Exploring the “modern”

There is SO much talk at the moment around what modern learning, teaching, spaces and mindsets might be, that I have organised two events this term to help us unpack such big ideas.

Firstly, on the 17th of August, there will be a get together at Campbell’s Bay School. This event is set up to be a fairly casual discussion for people who have either just moved into a new environment or are about to. The goal of the get together is to discuss the pressing and practical issues we face when in a very different space to what we are used to- What do we actually DO in these new spaces? How do we make the most of them?

More information is here.

The other event is EduCafe, which is on Thursday 27th August. Last term, the participants who attended EduCafe voted on the following topic:

What does the ‘M’ in MLE/MLP/MLM (Modern learning environment, practice, mindset) actually mean?

This will be a discussion for anyone who wishes to unpack these ideas to attend, not just those who find themselves in fancy new spaces. I anticipate the conversation at this event being fairly different to the first event – more philosophical, more broad and perhaps less about the nitty gritty of day to day teaching and learning.

It would be great if we could get a more diverse range of participants along to this event. Feel free to come if you are in a different industry, if you ar a parent, a student (perhaps over the age of about 10), a board of trustees member etc. etc…. Anyone is welcome as long as you are willing to discuss  your perspective on the topic. The more diversity the better so please pass this on to those who may be interested.

More information and tickets here.

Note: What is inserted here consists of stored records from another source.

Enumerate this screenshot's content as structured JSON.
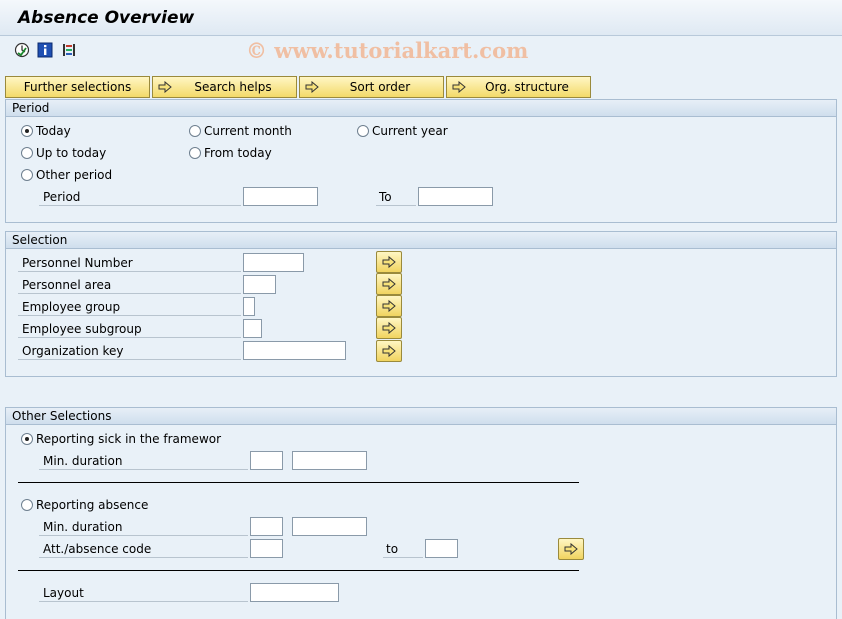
{
  "header": {
    "title": "Absence Overview"
  },
  "watermark": "© www.tutorialkart.com",
  "toolbar": {
    "icons": [
      "execute-icon",
      "info-icon",
      "variant-icon"
    ],
    "buttons": [
      {
        "label": "Further selections"
      },
      {
        "label": "Search helps"
      },
      {
        "label": "Sort order"
      },
      {
        "label": "Org. structure"
      }
    ]
  },
  "period": {
    "title": "Period",
    "options": {
      "today": "Today",
      "current_month": "Current month",
      "current_year": "Current year",
      "up_to_today": "Up to today",
      "from_today": "From today",
      "other_period": "Other period"
    },
    "selected": "today",
    "period_label": "Period",
    "to_label": "To",
    "from_value": "",
    "to_value": ""
  },
  "selection": {
    "title": "Selection",
    "fields": {
      "personnel_number": {
        "label": "Personnel Number",
        "value": ""
      },
      "personnel_area": {
        "label": "Personnel area",
        "value": ""
      },
      "employee_group": {
        "label": "Employee group",
        "value": ""
      },
      "employee_subgroup": {
        "label": "Employee subgroup",
        "value": ""
      },
      "organization_key": {
        "label": "Organization key",
        "value": ""
      }
    }
  },
  "other": {
    "title": "Other Selections",
    "reporting_sick": "Reporting sick in the framewor",
    "reporting_absence": "Reporting absence",
    "min_duration": "Min. duration",
    "att_absence_code": "Att./absence code",
    "to_label": "to",
    "layout": "Layout",
    "selected": "reporting_sick"
  },
  "colors": {
    "background": "#e9f1f8",
    "button_yellow": "#f3da6a",
    "group_border": "#a9bdd1"
  }
}
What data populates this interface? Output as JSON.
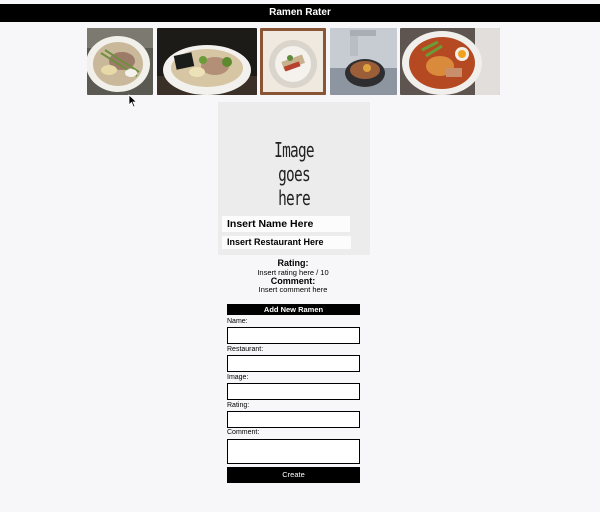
{
  "app": {
    "title": "Ramen Rater"
  },
  "menu": {
    "images": [
      {
        "name": "ramen-thumbnail-1"
      },
      {
        "name": "ramen-thumbnail-2"
      },
      {
        "name": "ramen-thumbnail-3"
      },
      {
        "name": "ramen-thumbnail-4"
      },
      {
        "name": "ramen-thumbnail-5"
      }
    ]
  },
  "detail": {
    "image_placeholder": "Image\ngoes\nhere",
    "name": "Insert Name Here",
    "restaurant": "Insert Restaurant Here",
    "rating_heading": "Rating:",
    "rating_value": "Insert rating here / 10",
    "comment_heading": "Comment:",
    "comment_value": "Insert comment here"
  },
  "form": {
    "title": "Add New Ramen",
    "name_label": "Name:",
    "restaurant_label": "Restaurant:",
    "image_label": "Image:",
    "rating_label": "Rating:",
    "comment_label": "Comment:",
    "submit_label": "Create"
  },
  "colors": {
    "header_bg": "#000000",
    "page_bg": "#f7f7f9",
    "button_bg": "#000000"
  }
}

AND, since we are talking about the modern and the future, how about having a listen to this audio from National Radio, where Salim Ismail discusses the future. What does this mean for education? Thank you to my Mum for sharing this with me.